Daily movement for toddlers: why it’s important

Movement is important for your toddler’s learning and overall wellbeing.

Daily movement helps him build muscles and practise physical skills. His self-confidence and self-esteem also grow as he climbs higher, runs faster and jumps further.

Australian guidelines say that toddlers should be active for at least three hours every day. This doesn’t mean going at full speed for three hours though. Being active can range from quiet play – for example, building with blocks on the floor – to running and jumping.

What to expect: toddlers and movement

Your toddler will probably:

  • rapidly develop hand and finger skills at 1-2 years of age
  • start preferring her left or right hand, although this preference might not be fully settled for several more years
  • be able to turn doorknobs at 2-3 years
  • be able to walk up and down stairs using alternate feet at 2-3 years
  • be able to hold a pencil in a basic writing position at 2-3 years
  • be able to screw and unscrew jars and lids at 2½-3 years
  • be able to run easily by around three years
  • start to dress and undress independently 
  • be able to eat independently with a spoon and fork, and drink from a cup
  • be managing toilet training by three years.

Your child will probably want to test all the limits, climbing as high and running as far as possible. Small bumps and falls are common as physical skills are pushed to the limit. This is a normal part of how children learn and develop.

As your toddler heads towards being a three-year-old, coordination increases, and your child develops more physical control. This is a time of constant movement – running, jumping, climbing and kicking. Walking is now the heel-to-toes grown-up style, rather than the legs-apart style of a new walker.

Your toddler will enjoy using you and other familiar grown-ups as a play gym at this age, especially if you get down on the floor and play together.

Play ideas to get your toddler moving

Toddlers, play, movement and learning all go together.

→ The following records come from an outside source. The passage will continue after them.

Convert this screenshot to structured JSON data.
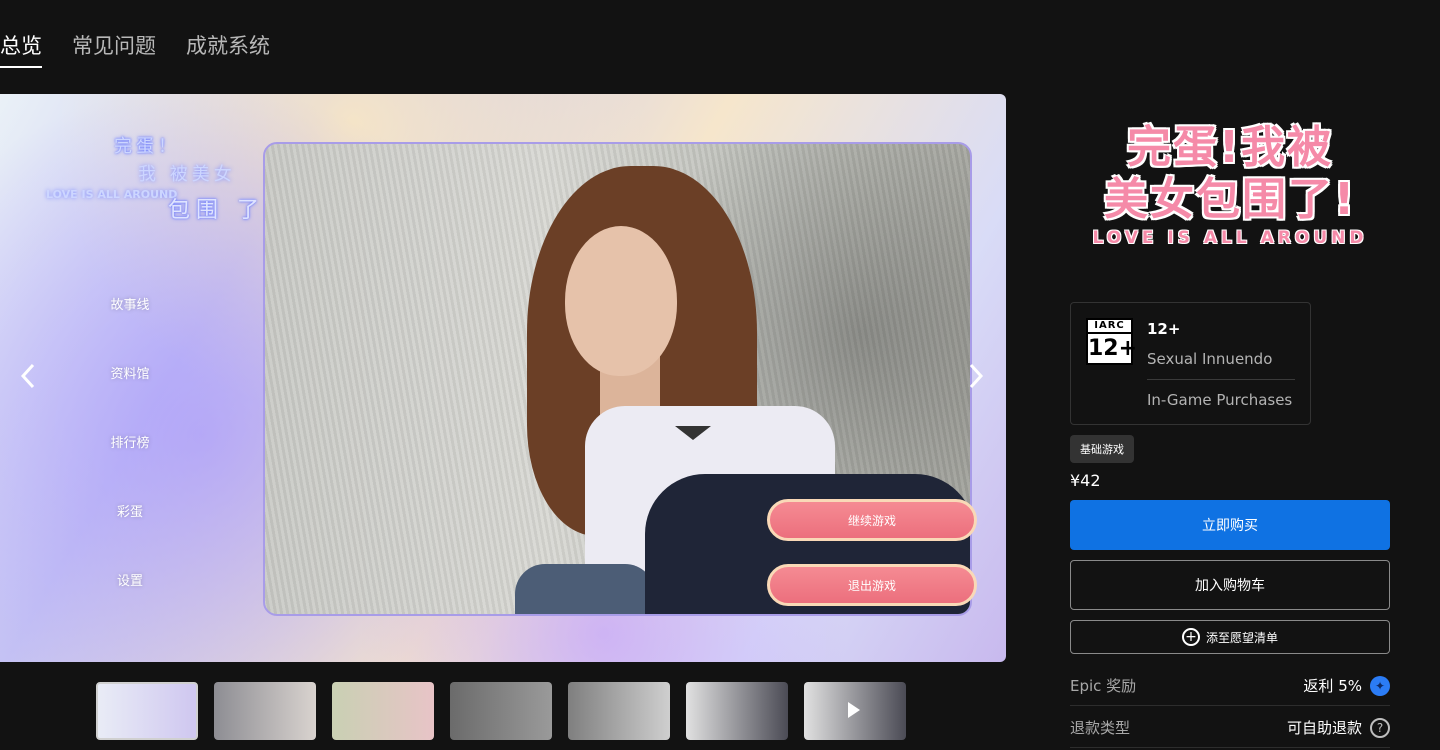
{
  "tabs": [
    {
      "label": "总览",
      "active": true
    },
    {
      "label": "常见问题",
      "active": false
    },
    {
      "label": "成就系统",
      "active": false
    }
  ],
  "hero": {
    "logo_lines": [
      "完蛋！",
      "我 被美女",
      "LOVE IS ALL AROUND",
      "包围 了!"
    ],
    "menu_items": [
      "故事线",
      "资料馆",
      "排行榜",
      "彩蛋",
      "设置"
    ],
    "continue_label": "继续游戏",
    "exit_label": "退出游戏"
  },
  "thumbnails": [
    {
      "active": true,
      "colors": [
        "#e9ecf6",
        "#cfc7f0"
      ]
    },
    {
      "active": false,
      "colors": [
        "#8d8d93",
        "#d9d3cf"
      ]
    },
    {
      "active": false,
      "colors": [
        "#c9d0b3",
        "#e8c4c7"
      ]
    },
    {
      "active": false,
      "colors": [
        "#6b6b6b",
        "#9a9a9a"
      ]
    },
    {
      "active": false,
      "colors": [
        "#7f7f7f",
        "#cfcfcf"
      ]
    },
    {
      "active": false,
      "colors": [
        "#e1e1e1",
        "#4b4b55"
      ]
    },
    {
      "active": false,
      "colors": [
        "#e1e1e1",
        "#4b4b55"
      ],
      "video": true
    }
  ],
  "game": {
    "logo_line1": "完蛋!我被",
    "logo_line2": "美女包围了!",
    "logo_subtitle": "LOVE IS ALL AROUND",
    "iarc_label": "IARC",
    "iarc_age": "12+",
    "age": "12+",
    "descriptors": [
      "Sexual Innuendo",
      "In-Game Purchases"
    ],
    "badge": "基础游戏",
    "price": "¥42",
    "buy_label": "立即购买",
    "cart_label": "加入购物车",
    "wishlist_label": "添至愿望清单"
  },
  "info": [
    {
      "key": "Epic 奖励",
      "value": "返利 5%",
      "icon": "epic-reward-icon"
    },
    {
      "key": "退款类型",
      "value": "可自助退款",
      "icon": "help-icon"
    }
  ]
}
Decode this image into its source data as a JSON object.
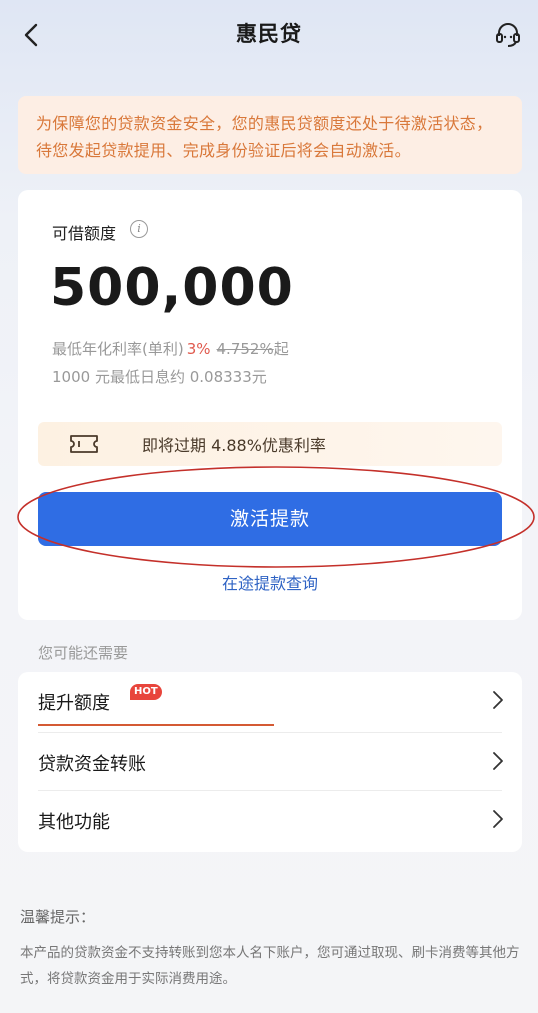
{
  "header": {
    "title": "惠民贷",
    "back_icon": "back-arrow-icon",
    "service_icon": "customer-service-icon"
  },
  "notice": {
    "text": "为保障您的贷款资金安全，您的惠民贷额度还处于待激活状态，待您发起贷款提用、完成身份验证后将会自动激活。"
  },
  "credit": {
    "label": "可借额度",
    "info_glyph": "i",
    "amount": "500,000",
    "rate_prefix": "最低年化利率(单利)",
    "rate_value": "3%",
    "rate_old": "4.752%",
    "rate_suffix": "起",
    "interest_text": "1000 元最低日息约 0.08333元"
  },
  "coupon": {
    "icon": "ticket-icon",
    "text": "即将过期 4.88%优惠利率"
  },
  "actions": {
    "activate_label": "激活提款",
    "query_label": "在途提款查询"
  },
  "section": {
    "title": "您可能还需要",
    "items": [
      {
        "label": "提升额度",
        "badge": "HOT"
      },
      {
        "label": "贷款资金转账"
      },
      {
        "label": "其他功能"
      }
    ]
  },
  "tips": {
    "title": "温馨提示：",
    "text": "本产品的贷款资金不支持转账到您本人名下账户，您可通过取现、刷卡消费等其他方式，将贷款资金用于实际消费用途。"
  },
  "colors": {
    "accent": "#2f6de4",
    "notice_text": "#d9783a",
    "rate_red": "#e05a4e",
    "hot_badge": "#e8453c"
  }
}
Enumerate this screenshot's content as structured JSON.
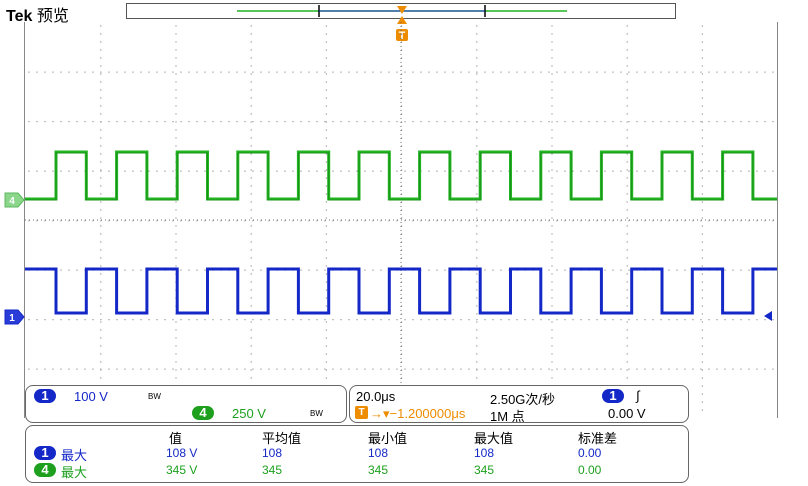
{
  "header": {
    "brand": "Tek",
    "mode": "预览"
  },
  "trigger_marker": {
    "label": "T"
  },
  "channels": {
    "ch4": {
      "marker": "4",
      "color": "#22b422"
    },
    "ch1": {
      "marker": "1",
      "color": "#1428c8"
    }
  },
  "vertical_panel": {
    "ch1_badge": "1",
    "ch1_scale": "100 V",
    "ch1_bw": "BW",
    "ch4_badge": "4",
    "ch4_scale": "250 V",
    "ch4_bw": "BW"
  },
  "horizontal_panel": {
    "timebase": "20.0μs",
    "sample_rate": "2.50G次/秒",
    "trigger_source_badge": "1",
    "trigger_slope": "∫",
    "trigger_position_icon": "T",
    "trigger_position": "→▾−1.200000μs",
    "record_length": "1M 点",
    "trigger_level": "0.00 V"
  },
  "measurements": {
    "headers": [
      "值",
      "平均值",
      "最小值",
      "最大值",
      "标准差"
    ],
    "rows": [
      {
        "badge": "1",
        "label": "最大",
        "value": "108 V",
        "mean": "108",
        "min": "108",
        "max": "108",
        "std": "0.00",
        "color": "#1428c8"
      },
      {
        "badge": "4",
        "label": "最大",
        "value": "345 V",
        "mean": "345",
        "min": "345",
        "max": "345",
        "std": "0.00",
        "color": "#1ea01e"
      }
    ]
  },
  "colors": {
    "grid_dots": "#9a9a9a",
    "ch1_trace": "#1428c8",
    "ch4_trace": "#22b422",
    "trigger": "#ee8c00"
  }
}
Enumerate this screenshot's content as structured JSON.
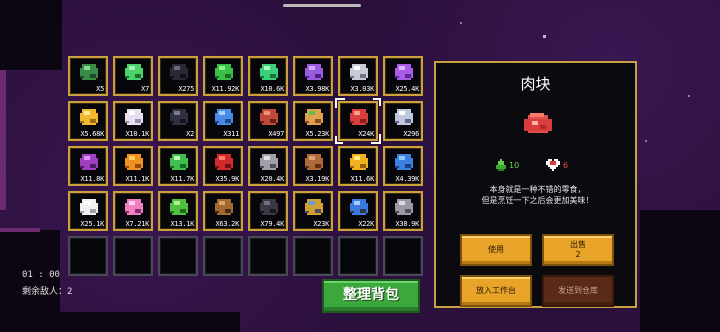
{
  "bag": {
    "rows": [
      [
        {
          "icon": "green-chest-icon",
          "count": "X5"
        },
        {
          "icon": "green-potion-icon",
          "count": "X7"
        },
        {
          "icon": "black-cube-icon",
          "count": "X275"
        },
        {
          "icon": "green-slime-icon",
          "count": "X11.92K"
        },
        {
          "icon": "green-leaf-icon",
          "count": "X10.6K"
        },
        {
          "icon": "purple-wand-icon",
          "count": "X3.98K"
        },
        {
          "icon": "silver-ore-icon",
          "count": "X3.03K"
        },
        {
          "icon": "purple-crystal-icon",
          "count": "X25.4K"
        }
      ],
      [
        {
          "icon": "gold-star-icon",
          "count": "X5.68K"
        },
        {
          "icon": "white-crystal-icon",
          "count": "X10.1K"
        },
        {
          "icon": "dark-cube-icon",
          "count": "X2"
        },
        {
          "icon": "blue-potion-icon",
          "count": "X311"
        },
        {
          "icon": "meat-icon",
          "count": "X497"
        },
        {
          "icon": "sandwich-icon",
          "count": "X5.23K"
        },
        {
          "icon": "raw-meat-icon",
          "count": "X24K",
          "selected": true
        },
        {
          "icon": "silver-sword-icon",
          "count": "X296"
        }
      ],
      [
        {
          "icon": "purple-ore-icon",
          "count": "X11.8K"
        },
        {
          "icon": "orange-gem-icon",
          "count": "X11.1K"
        },
        {
          "icon": "green-scroll-icon",
          "count": "X11.7K"
        },
        {
          "icon": "red-gem-icon",
          "count": "X35.9K"
        },
        {
          "icon": "iron-ingot-icon",
          "count": "X20.4K"
        },
        {
          "icon": "brown-bread-icon",
          "count": "X3.19K"
        },
        {
          "icon": "gold-bar-icon",
          "count": "X11.6K"
        },
        {
          "icon": "blue-bar-icon",
          "count": "X4.39K"
        }
      ],
      [
        {
          "icon": "white-egg-icon",
          "count": "X25.1K"
        },
        {
          "icon": "pink-crystal-icon",
          "count": "X7.21K"
        },
        {
          "icon": "green-blob-icon",
          "count": "X13.1K"
        },
        {
          "icon": "wooden-stick-icon",
          "count": "X63.2K"
        },
        {
          "icon": "coal-icon",
          "count": "X79.4K"
        },
        {
          "icon": "mixed-ore-icon",
          "count": "X23K"
        },
        {
          "icon": "blue-ore-icon",
          "count": "X22K"
        },
        {
          "icon": "stone-icon",
          "count": "X38.9K"
        }
      ],
      [
        {
          "icon": "",
          "count": ""
        },
        {
          "icon": "",
          "count": ""
        },
        {
          "icon": "",
          "count": ""
        },
        {
          "icon": "",
          "count": ""
        },
        {
          "icon": "",
          "count": ""
        },
        {
          "icon": "",
          "count": ""
        },
        {
          "icon": "",
          "count": ""
        },
        {
          "icon": "",
          "count": ""
        }
      ]
    ]
  },
  "sort_button": "整理背包",
  "detail": {
    "title": "肉块",
    "icon": "raw-meat-icon",
    "energy_value": "10",
    "health_value": "6",
    "description_line1": "本身就是一种不错的零食，",
    "description_line2": "但是烹饪一下之后会更加美味！",
    "buttons": {
      "use": "使用",
      "sell_label": "出售",
      "sell_count": "2",
      "add_to_bench": "放入工作台",
      "send_to_warehouse": "发送到仓库"
    }
  },
  "hud": {
    "timer": "01 : 00",
    "enemies_left": "剩余敌人：2"
  },
  "colors": {
    "slot_border": "#caa13a",
    "panel_border": "#c8a040",
    "sort_button": "#3aa83a",
    "action_button": "#e8a428",
    "disabled_button": "#5a2a18"
  }
}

Here are some play ideas to get your toddler moving and learning at the same time:

  • Try push-and-pull toys from eight months.
  • Listen to any music that gives your toddler the opportunity to try moving to the beat.
  • Sing simple songs and rhymes that let your toddler copy actions.
  • Try ride-on toys from 12 months.
  • Let your toddler use playground equipment from 12 months.
  • Give your toddler different-sized containers to help him practise fine motor skills by putting small containers into larger ones.
  • Do puzzles and large Lego together.
  • Roll, toss and kick soft balls to each other.
  • Go for outdoor play in parks, backyards, at the beach – anywhere that your toddler can safely toddle, run and explore – to practise motor skills.

Try to limit your toddler’s screen time. Screens include television, computers, tablets and other electronic games and devices. Children aged 2-5 years should have no more one hour of screen time a day.

It’s also worth thinking about how much time your toddler spends in a car seat, pram or stroller each day. Toddlers should be inactive for no more than one hour at a time. Your toddler will probably let you know that an hour of being made to sit still is more than enough!

If your child isn’t running smoothly by three years, or shows little interest in exploring actively, it’s a good idea to talk with your child and family health nurse or GP.
  • Last updated or reviewed 04-08-2014